The Columbus Dispatch ran an intriguing story recently. They, and I, downloaded the most current data available from the Ohio Department of Public Safety relative to bicycle crashes and found some startling numbers. For 2013, the total crash numbers were reported as being lower… like a LOT lower… for 2013 than for any previous year recently. Could this possibly be true? Had there been Five HUNDRED fewer crashes?
I have data from ODPS showing that, from 2005-2020, Ohio averaged 2,000 “bike” crashes per year, and around 16 fatalities. What changed in 2013? I was interviewed for the Dispatch story, and told the writer I felt that there was a flaw somewhere – either they were still counting crashes or something else was up. There’s no WAY I believed that there were 500 fewer crashes in 2013 than in any prior year for which we had data..
I’m not much of a horn-tooter, but it turns out I was probably right. After the Dispatch ran the story, and the story started getting picked up by news outlets throughout the state via the AP, I did a bit more digging. Turns out that the definition of a “Crash” which was “counted” in the stats changed.
In prior years, $400.00 in property damage was the figure needed to cause a crash report to be added to the state’s statistical database. However, last year that number went UP to $1000.00. So last year crashes in which the property damage was deemed to be less than $1,000.00 were not counted as “crashes” for these statistical report. This may have had a minimal impact on counting “car” crashes – but BICYCLE crashes? To get added to the “count” the cop on the street had to be trusted to safely evaluate the property damage on the bicycle and determine if was over $1000.00 in order for that report to be “counted” by ODPS? That’s nuts
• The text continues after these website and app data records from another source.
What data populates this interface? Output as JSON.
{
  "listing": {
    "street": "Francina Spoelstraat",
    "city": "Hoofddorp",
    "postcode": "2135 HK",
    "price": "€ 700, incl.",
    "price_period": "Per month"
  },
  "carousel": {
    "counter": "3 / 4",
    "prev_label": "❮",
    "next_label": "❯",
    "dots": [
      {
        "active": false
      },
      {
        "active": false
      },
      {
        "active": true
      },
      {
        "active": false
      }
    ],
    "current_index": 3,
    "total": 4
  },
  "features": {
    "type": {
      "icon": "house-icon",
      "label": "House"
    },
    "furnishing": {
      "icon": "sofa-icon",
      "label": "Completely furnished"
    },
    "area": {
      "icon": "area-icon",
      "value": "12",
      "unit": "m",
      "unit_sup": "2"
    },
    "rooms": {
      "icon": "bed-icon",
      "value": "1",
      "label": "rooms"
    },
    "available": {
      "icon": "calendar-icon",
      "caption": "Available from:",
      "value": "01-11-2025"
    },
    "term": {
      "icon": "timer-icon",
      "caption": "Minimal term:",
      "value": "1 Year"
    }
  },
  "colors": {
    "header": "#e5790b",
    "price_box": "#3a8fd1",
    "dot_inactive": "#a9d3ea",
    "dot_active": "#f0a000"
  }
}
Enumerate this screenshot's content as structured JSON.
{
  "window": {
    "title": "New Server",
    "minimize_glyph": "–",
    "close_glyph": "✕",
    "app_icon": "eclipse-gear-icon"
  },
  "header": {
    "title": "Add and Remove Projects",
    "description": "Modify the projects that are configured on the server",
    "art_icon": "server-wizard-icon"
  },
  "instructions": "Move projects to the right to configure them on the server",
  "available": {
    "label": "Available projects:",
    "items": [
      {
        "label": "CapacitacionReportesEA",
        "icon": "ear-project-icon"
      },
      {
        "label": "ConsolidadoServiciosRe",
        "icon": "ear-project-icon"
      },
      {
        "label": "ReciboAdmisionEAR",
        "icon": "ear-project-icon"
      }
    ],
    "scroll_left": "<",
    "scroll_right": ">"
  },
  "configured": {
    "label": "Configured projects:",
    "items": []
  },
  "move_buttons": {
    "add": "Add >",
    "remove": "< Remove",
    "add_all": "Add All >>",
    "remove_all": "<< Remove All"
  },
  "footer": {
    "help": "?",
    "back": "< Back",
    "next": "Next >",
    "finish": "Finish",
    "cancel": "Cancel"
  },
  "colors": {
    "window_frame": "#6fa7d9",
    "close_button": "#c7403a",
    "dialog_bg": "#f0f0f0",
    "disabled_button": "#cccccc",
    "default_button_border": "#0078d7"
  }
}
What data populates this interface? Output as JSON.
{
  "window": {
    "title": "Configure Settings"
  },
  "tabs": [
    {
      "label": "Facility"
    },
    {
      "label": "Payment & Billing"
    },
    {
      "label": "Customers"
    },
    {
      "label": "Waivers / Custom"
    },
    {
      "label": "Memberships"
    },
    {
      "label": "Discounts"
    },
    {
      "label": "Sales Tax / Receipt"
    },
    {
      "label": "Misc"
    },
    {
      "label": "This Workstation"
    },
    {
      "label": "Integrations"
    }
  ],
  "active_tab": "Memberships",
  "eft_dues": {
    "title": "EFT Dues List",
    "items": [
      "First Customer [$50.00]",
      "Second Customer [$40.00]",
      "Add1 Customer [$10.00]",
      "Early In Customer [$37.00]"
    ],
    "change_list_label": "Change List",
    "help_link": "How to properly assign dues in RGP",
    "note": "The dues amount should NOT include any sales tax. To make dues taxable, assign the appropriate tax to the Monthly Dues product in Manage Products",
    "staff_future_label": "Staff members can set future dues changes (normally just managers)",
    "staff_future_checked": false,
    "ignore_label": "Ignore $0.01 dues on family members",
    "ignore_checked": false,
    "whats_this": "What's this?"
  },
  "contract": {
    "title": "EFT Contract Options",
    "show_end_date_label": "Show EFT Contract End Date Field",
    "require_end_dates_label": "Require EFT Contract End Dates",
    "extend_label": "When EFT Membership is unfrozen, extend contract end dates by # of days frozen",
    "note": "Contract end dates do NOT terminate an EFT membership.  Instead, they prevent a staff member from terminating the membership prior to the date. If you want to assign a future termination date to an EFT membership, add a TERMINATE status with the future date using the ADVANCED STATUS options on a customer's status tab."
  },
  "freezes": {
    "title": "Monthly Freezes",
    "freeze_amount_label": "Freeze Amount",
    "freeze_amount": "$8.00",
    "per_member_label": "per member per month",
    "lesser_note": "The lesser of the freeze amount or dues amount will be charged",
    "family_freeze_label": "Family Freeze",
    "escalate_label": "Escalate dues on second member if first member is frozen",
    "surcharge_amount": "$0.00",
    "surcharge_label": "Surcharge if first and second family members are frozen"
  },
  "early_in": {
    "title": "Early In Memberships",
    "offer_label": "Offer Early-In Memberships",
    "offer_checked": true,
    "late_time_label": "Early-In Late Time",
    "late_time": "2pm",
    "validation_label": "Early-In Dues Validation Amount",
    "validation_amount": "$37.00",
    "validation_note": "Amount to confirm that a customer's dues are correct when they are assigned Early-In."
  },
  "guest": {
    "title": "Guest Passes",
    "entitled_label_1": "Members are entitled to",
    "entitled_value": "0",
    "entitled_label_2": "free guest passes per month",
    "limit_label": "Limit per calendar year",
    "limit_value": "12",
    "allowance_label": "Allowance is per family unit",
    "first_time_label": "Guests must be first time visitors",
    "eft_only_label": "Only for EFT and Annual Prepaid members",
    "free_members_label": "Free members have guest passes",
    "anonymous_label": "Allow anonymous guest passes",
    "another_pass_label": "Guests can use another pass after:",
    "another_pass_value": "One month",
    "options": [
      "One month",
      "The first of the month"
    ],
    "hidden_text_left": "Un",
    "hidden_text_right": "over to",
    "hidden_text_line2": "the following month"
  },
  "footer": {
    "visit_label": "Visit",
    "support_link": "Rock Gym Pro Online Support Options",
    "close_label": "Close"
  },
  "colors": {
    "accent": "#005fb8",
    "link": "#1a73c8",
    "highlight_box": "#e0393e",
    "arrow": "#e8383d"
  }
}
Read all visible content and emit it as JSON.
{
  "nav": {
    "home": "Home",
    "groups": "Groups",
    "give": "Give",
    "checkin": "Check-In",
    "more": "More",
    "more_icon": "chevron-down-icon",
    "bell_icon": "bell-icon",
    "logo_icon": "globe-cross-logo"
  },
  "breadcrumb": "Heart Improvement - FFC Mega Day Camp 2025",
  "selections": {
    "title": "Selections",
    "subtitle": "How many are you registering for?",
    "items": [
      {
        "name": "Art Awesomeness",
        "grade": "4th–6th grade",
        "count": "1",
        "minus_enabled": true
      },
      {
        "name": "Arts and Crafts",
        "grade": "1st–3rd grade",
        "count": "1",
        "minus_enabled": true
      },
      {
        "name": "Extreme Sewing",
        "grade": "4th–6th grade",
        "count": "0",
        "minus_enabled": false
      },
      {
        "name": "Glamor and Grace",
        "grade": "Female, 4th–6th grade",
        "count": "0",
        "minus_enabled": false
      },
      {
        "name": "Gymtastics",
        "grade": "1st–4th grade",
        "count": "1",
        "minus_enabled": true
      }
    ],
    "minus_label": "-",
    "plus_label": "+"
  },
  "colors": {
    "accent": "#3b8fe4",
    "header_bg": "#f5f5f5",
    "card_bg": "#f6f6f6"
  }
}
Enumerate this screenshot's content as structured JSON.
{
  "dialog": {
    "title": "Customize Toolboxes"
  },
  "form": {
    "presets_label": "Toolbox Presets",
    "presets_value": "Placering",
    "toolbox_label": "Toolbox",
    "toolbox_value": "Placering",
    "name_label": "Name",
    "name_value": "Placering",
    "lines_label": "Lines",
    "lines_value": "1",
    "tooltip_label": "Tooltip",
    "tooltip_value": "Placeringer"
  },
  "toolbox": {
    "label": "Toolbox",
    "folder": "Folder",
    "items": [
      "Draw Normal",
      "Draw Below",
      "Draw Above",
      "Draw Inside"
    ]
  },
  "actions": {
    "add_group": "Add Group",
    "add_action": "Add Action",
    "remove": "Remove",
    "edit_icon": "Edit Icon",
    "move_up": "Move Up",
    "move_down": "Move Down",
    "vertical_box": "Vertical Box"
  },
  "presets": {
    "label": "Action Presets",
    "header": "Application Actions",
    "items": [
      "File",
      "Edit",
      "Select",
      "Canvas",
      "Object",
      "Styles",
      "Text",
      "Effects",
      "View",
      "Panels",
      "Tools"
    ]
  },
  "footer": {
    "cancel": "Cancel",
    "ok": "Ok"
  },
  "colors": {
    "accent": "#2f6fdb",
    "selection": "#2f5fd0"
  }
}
Here’s a chart ODPS did a couple years ago showing 10,212 bike crashes which occurred from 2006-2010. Average of over 2,000 per year. The point of this ODPS study was to point out the frequency with which KIDS are involved in crashes. Here, kids were involved in more than HALF of all bicycle crashes.
So, how do the 2013 numbers compare? In 2013 ODPS says 19 fatalities, which is consistent, even high compared to years past. Ohio averages around 16. ODPS lists 212 “Incapacitating Injuries” – these are serious injury crashes. 212 is consistent again with prior years.
However, where we see the big drop is in the number of “minor” injuries and crashes. In 2010 there were 912 “non-incapacitating injury” crashes and only 654 listed for 2013. 482 “possible” injuries in 2012 compared to 405 in 2013. There were 282 “non injury” crashes reported in 2010 and only 200 in 2013. These lower figures in 2013 could ALL be related to the change in reporting… or could be the result of simply fewer crashes… it’ll take a few years to see how the numbers shake out
NATIONAL DATA – FATAL CRASHES UP!
IIHS [Insurance Institute of Highway Safety] is a 501c3 funded by the insurance industry. They do the crash test “ratings” on cars – they also catalog bicycle crash stats each year. While I don’t care for their “helmet law” dogma, they have good numbers, usually quicker than NHTSA.
IIHS says 722 cyclists died around the country in 2012. That’s up from 680 in 2011, which was up from a recent “low” of 621 in 2010.
I looked at numbers from 1975 forward – breaking them into decades. What I found was that deaths dropped significantly each decade –
1975 – 1979 – 932.6 = Average # of Cycling Fatalities
1980-1989 – 889.4 = Avg
1990-1999 – 791.5 = Avg
2000-2009 702.5 = Avg
2010-2012 674.3 = Avg
Where did this drop come though?
I looked at the ages of the riders first -comparing data for riders under the age of 20 and over 20. I broke this data down by decade in the chart below.
From 1975-1979 these younger cyclists made up a whopping 80% of all cycling fatalities… then… as we know… time goes on and kids ride less and less … and adults ride more and more in the next big bike boom… and the stats reflect this – kids under 20 accounted for 80% of the cyclist deaths in the 70’s, 60% in the 80s, 41% of fatalities in the 90s and only 25% since 2000 Of course, that means deaths of riders over the age of 20 have risen significantly, from 20% of the total in the 1970s to 75% of those killed today. The average age of the cyclist killed today is over 40.
The “worst” year in these records was 1975, when 1003 cyclists were killed. However, 80% of those were kids. Today, MANY more [2+x more] adult cyclists are killed than during that “worst” year of 1975 – some 600 cyclists killed in 2012 compared to 212 in 1975.
That bottom line, though, is still tough to see – more than 30,000 bicycle riders killed on our nation’s roads since 1975 –